### PROBLEM DESCRIPTION
Please repeat the entries word for word and keep the images out.

Items from an interface collection:
——————————
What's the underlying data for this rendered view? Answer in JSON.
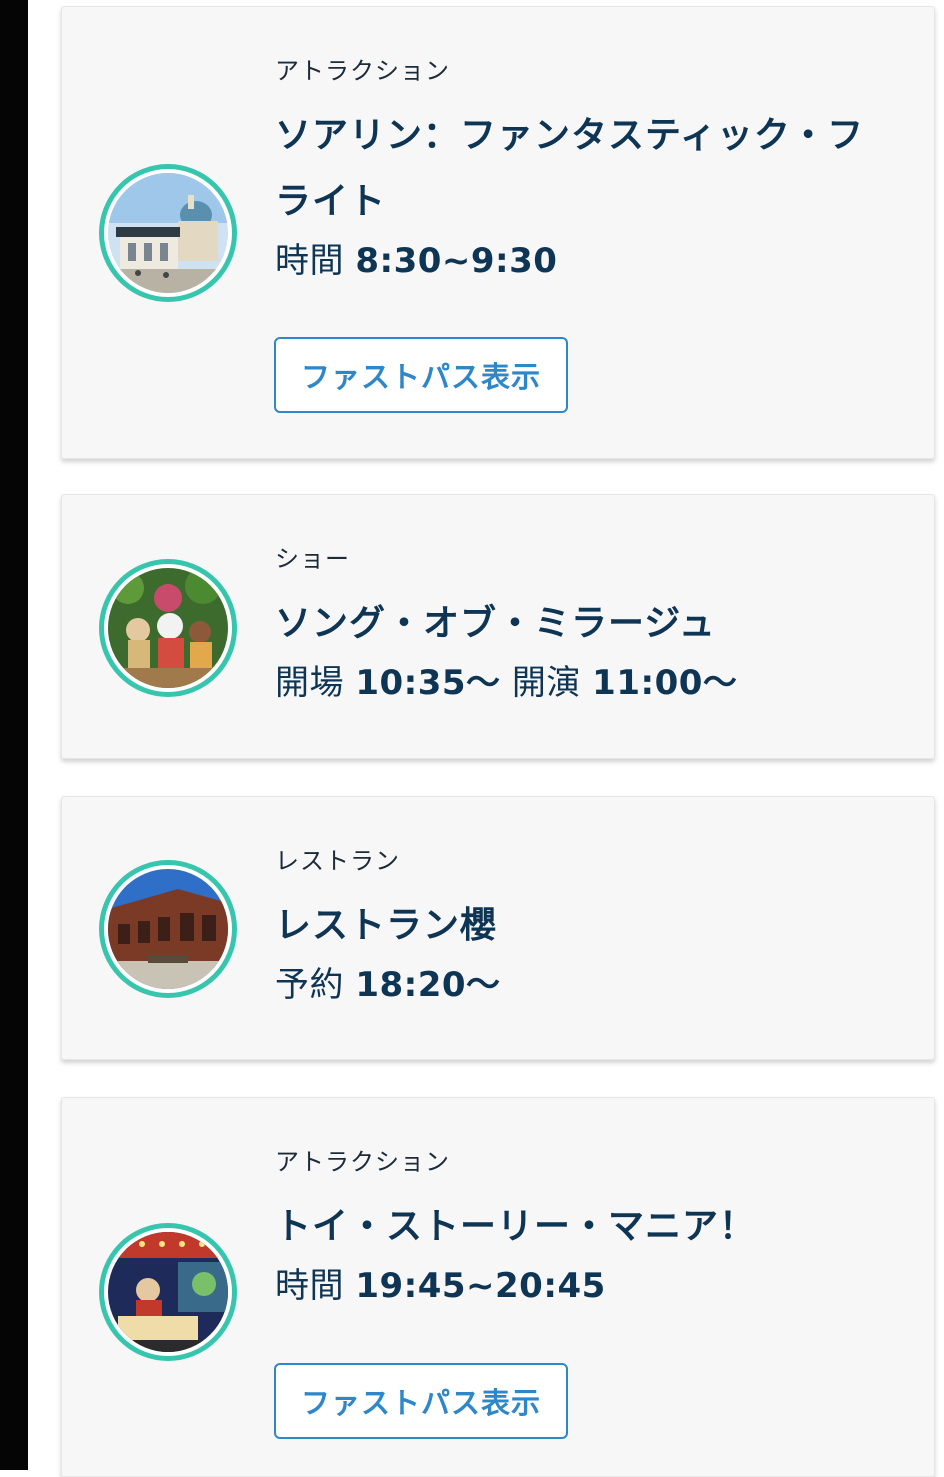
{
  "items": [
    {
      "category": "アトラクション",
      "title_lines": [
        "ソアリン：ファンタスティック・フ",
        "ライト"
      ],
      "time_label": "時間",
      "time_value": "8:30~9:30",
      "button_label": "ファストパス表示",
      "thumb_icon": "attraction-building-photo"
    },
    {
      "category": "ショー",
      "title_lines": [
        "ソング・オブ・ミラージュ"
      ],
      "time_label": "開場",
      "time_value": "10:35〜",
      "time_label_2": "開演",
      "time_value_2": "11:00〜",
      "thumb_icon": "show-characters-photo"
    },
    {
      "category": "レストラン",
      "title_lines": [
        "レストラン櫻"
      ],
      "time_label": "予約",
      "time_value": "18:20〜",
      "thumb_icon": "restaurant-building-photo"
    },
    {
      "category": "アトラクション",
      "title_lines": [
        "トイ・ストーリー・マニア！"
      ],
      "time_label": "時間",
      "time_value": "19:45~20:45",
      "button_label": "ファストパス表示",
      "thumb_icon": "ride-vehicle-photo"
    }
  ],
  "colors": {
    "accent_ring": "#37c6ad",
    "title_text": "#0f3554",
    "button_blue": "#2d87c8",
    "card_bg": "#f7f7f7"
  }
}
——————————
### EXERCISE RESULT
What's the underlying data for this rendered view? Answer in JSON.
{
  "items": [
    {
      "category": "アトラクション",
      "title_lines": [
        "ソアリン：ファンタスティック・フ",
        "ライト"
      ],
      "time_label": "時間",
      "time_value": "8:30~9:30",
      "button_label": "ファストパス表示",
      "thumb_icon": "attraction-building-photo"
    },
    {
      "category": "ショー",
      "title_lines": [
        "ソング・オブ・ミラージュ"
      ],
      "time_label": "開場",
      "time_value": "10:35〜",
      "time_label_2": "開演",
      "time_value_2": "11:00〜",
      "thumb_icon": "show-characters-photo"
    },
    {
      "category": "レストラン",
      "title_lines": [
        "レストラン櫻"
      ],
      "time_label": "予約",
      "time_value": "18:20〜",
      "thumb_icon": "restaurant-building-photo"
    },
    {
      "category": "アトラクション",
      "title_lines": [
        "トイ・ストーリー・マニア！"
      ],
      "time_label": "時間",
      "time_value": "19:45~20:45",
      "button_label": "ファストパス表示",
      "thumb_icon": "ride-vehicle-photo"
    }
  ],
  "colors": {
    "accent_ring": "#37c6ad",
    "title_text": "#0f3554",
    "button_blue": "#2d87c8",
    "card_bg": "#f7f7f7"
  }
}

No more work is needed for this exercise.